According to Margaret Reeves and Ángel García, who organized with California farmworkers, communities used their own lived experience and expertise to investigate the environmental injustices they face. In many cases, administrative districting formally excludes communities of color from land-use decisions, and decision-making bodies ignored communities with a perceived lack of scientific credentials. Decades of farmworker experiences, ideas, and efforts generated the local, state, and national momentum necessary to ban the pesticide.
Alternative Agriculture

An environmental justice lens helps us think critically about food systems, even organic farming. For example, organic farming protects biodiversity and soil quality and reduces pollution from fertilizers and pesticide run-off. Since the 1980s, organic farming has advocated for an agriculture free of synthetic agrochemicals as an alternative to conventional agriculture. Organic farmers are also required to use such non-chemical techniques as crop rotation, selecting resistant varieties, using nutrient and water management, providing habitat for the natural enemies of pests, and releasing beneficial organisms such as ladybugs to protect crops from damage.

If all these pest prevention strategies have failed and pests are present, organic farmers may use limited amounts of pesticides, but those chemicals are five times less likely to leave behind harmful residues. However, since organic farming has become more popular and profitable, farmers will have to center on social justice and increase compensation, transparency, and safety standards for their workers.

Black Farmer Justice

Thinking critically about Black-owned farms is another way the organic farming community can address environmental racism through environmental justice. The institution of slavery first took African people from their Indigenous lands and subjected them to lives of hard and unpaid agricultural labor.

According to Leah Penniman, the owner of food-justice certified Soul Fire Farm, the legacy of slavery still stains many Black people’s ideas and relationship with agriculture. Rather than see growing foods as liberating, they can think of slavery and oppression. Anti-Black racism also robbed Black people of positive experiences with the land after slavery. The history of Black agriculture since the Civil War is a history of violent displacement and fearful migration.

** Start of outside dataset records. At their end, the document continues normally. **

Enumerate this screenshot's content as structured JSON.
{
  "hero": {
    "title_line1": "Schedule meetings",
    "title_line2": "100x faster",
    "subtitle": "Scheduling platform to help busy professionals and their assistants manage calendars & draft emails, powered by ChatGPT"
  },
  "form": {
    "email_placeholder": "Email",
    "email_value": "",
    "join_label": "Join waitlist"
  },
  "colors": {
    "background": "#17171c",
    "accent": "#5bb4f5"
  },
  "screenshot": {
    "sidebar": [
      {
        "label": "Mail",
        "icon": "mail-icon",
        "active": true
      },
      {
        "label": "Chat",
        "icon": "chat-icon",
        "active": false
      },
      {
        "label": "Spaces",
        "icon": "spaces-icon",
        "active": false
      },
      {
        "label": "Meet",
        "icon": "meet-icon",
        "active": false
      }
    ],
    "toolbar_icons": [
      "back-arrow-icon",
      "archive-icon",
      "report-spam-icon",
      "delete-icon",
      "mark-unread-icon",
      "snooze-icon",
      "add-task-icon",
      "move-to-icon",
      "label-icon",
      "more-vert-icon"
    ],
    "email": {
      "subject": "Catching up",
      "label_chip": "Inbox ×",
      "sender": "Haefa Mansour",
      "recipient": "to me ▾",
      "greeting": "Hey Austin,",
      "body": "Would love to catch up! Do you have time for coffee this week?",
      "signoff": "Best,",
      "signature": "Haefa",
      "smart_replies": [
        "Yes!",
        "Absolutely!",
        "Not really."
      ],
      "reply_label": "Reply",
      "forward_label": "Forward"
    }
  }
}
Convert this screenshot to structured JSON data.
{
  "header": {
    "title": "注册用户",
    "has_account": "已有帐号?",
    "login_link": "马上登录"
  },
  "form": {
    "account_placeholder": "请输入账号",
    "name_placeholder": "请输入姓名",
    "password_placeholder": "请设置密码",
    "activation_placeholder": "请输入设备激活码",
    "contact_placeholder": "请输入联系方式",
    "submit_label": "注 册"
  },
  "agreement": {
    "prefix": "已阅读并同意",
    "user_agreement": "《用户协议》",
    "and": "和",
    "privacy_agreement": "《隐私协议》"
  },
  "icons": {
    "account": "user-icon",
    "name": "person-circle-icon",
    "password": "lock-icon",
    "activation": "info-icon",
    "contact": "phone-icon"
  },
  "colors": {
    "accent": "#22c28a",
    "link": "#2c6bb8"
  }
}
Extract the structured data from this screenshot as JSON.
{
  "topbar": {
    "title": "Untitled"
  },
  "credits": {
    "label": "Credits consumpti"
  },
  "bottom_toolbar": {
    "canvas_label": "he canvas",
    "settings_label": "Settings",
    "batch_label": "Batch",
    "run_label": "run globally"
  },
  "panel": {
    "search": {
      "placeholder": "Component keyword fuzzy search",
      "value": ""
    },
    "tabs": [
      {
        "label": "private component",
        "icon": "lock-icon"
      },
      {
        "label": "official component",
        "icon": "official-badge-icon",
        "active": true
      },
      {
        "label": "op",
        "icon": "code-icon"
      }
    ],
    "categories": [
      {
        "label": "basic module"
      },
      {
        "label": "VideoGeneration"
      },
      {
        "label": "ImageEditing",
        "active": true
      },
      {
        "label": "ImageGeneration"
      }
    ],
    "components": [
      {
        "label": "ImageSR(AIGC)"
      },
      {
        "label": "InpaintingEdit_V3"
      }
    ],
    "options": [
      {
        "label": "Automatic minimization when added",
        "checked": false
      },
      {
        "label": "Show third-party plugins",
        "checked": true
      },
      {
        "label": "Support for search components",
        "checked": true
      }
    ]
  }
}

In 1920, before the millions of Black people fled southern violence in the Great Migration, over 14% of U.S. farmland was Black-owned. By 1992, Black farmers owned less than 1% of U.S. farmland. Even with the increased attention to Black-owned farms, historical Black-owned farms continue to face racism and injustice today. Lastly, supporting Black-owned land helps center a wide range of Black environmental knowledge and activism. Similar to how

Latinx farmworkers and activists have influenced chlorpyrifos policies, Black ecological knowledge and activism have shaped environmental justice movements in the United States.
Even though agrochemicals are the engine of industrial agriculture, which adversely impacts the environment and communities of color, many of those same communities fight back. Science and technology alone will not reduce inequalities in our food system. Organic agriculture cannot improve how food is grown and distributed by itself either. The future, however, is far from bleak.

Jayson Porter, is a Ph.D. candidate in history at Northwestern University and Social Justice Intern at The Organic Center.

This article was originally published in the Spring 2022 Organic Report, you can view the full magazine here.